■ REQUIRED WORK:
Please copy exactly every line from the one that contains "Give me the" to the end of the data below, with both ends included and no other lines.

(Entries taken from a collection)
· · ·
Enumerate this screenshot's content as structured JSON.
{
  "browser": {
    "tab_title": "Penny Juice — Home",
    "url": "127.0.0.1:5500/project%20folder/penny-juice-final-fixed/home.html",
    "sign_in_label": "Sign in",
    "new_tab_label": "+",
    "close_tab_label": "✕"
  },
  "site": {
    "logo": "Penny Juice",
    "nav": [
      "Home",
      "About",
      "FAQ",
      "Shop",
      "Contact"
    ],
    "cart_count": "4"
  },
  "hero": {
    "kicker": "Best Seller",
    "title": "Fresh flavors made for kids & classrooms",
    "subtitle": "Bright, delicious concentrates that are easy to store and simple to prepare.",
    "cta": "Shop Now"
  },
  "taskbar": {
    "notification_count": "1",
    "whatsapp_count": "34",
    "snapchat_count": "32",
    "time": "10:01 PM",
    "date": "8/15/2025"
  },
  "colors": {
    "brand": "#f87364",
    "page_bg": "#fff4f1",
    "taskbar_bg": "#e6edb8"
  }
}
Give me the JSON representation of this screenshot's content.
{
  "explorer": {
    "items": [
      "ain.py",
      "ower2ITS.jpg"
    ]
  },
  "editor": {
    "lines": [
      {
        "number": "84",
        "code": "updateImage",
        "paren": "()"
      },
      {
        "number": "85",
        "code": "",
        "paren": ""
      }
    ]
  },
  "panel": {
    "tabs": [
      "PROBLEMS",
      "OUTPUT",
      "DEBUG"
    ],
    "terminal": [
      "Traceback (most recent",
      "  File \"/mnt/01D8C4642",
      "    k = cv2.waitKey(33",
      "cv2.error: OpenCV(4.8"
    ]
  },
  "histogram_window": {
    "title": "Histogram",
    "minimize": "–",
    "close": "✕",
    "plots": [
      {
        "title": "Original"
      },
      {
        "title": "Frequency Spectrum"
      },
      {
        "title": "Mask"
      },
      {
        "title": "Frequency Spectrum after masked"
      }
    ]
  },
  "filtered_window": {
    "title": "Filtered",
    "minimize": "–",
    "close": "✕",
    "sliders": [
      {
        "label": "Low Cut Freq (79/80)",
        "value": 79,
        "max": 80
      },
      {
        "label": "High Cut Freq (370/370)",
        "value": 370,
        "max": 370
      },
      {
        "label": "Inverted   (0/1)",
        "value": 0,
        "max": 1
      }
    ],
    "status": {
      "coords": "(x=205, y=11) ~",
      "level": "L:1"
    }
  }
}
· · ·
■ RESULT BELOW:
Give me the JSON representation of this screenshot's content.
{
  "explorer": {
    "items": [
      "ain.py",
      "ower2ITS.jpg"
    ]
  },
  "editor": {
    "lines": [
      {
        "number": "84",
        "code": "updateImage",
        "paren": "()"
      },
      {
        "number": "85",
        "code": "",
        "paren": ""
      }
    ]
  },
  "panel": {
    "tabs": [
      "PROBLEMS",
      "OUTPUT",
      "DEBUG"
    ],
    "terminal": [
      "Traceback (most recent",
      "  File \"/mnt/01D8C4642",
      "    k = cv2.waitKey(33",
      "cv2.error: OpenCV(4.8"
    ]
  },
  "histogram_window": {
    "title": "Histogram",
    "minimize": "–",
    "close": "✕",
    "plots": [
      {
        "title": "Original"
      },
      {
        "title": "Frequency Spectrum"
      },
      {
        "title": "Mask"
      },
      {
        "title": "Frequency Spectrum after masked"
      }
    ]
  },
  "filtered_window": {
    "title": "Filtered",
    "minimize": "–",
    "close": "✕",
    "sliders": [
      {
        "label": "Low Cut Freq (79/80)",
        "value": 79,
        "max": 80
      },
      {
        "label": "High Cut Freq (370/370)",
        "value": 370,
        "max": 370
      },
      {
        "label": "Inverted   (0/1)",
        "value": 0,
        "max": 1
      }
    ],
    "status": {
      "coords": "(x=205, y=11) ~",
      "level": "L:1"
    }
  }
}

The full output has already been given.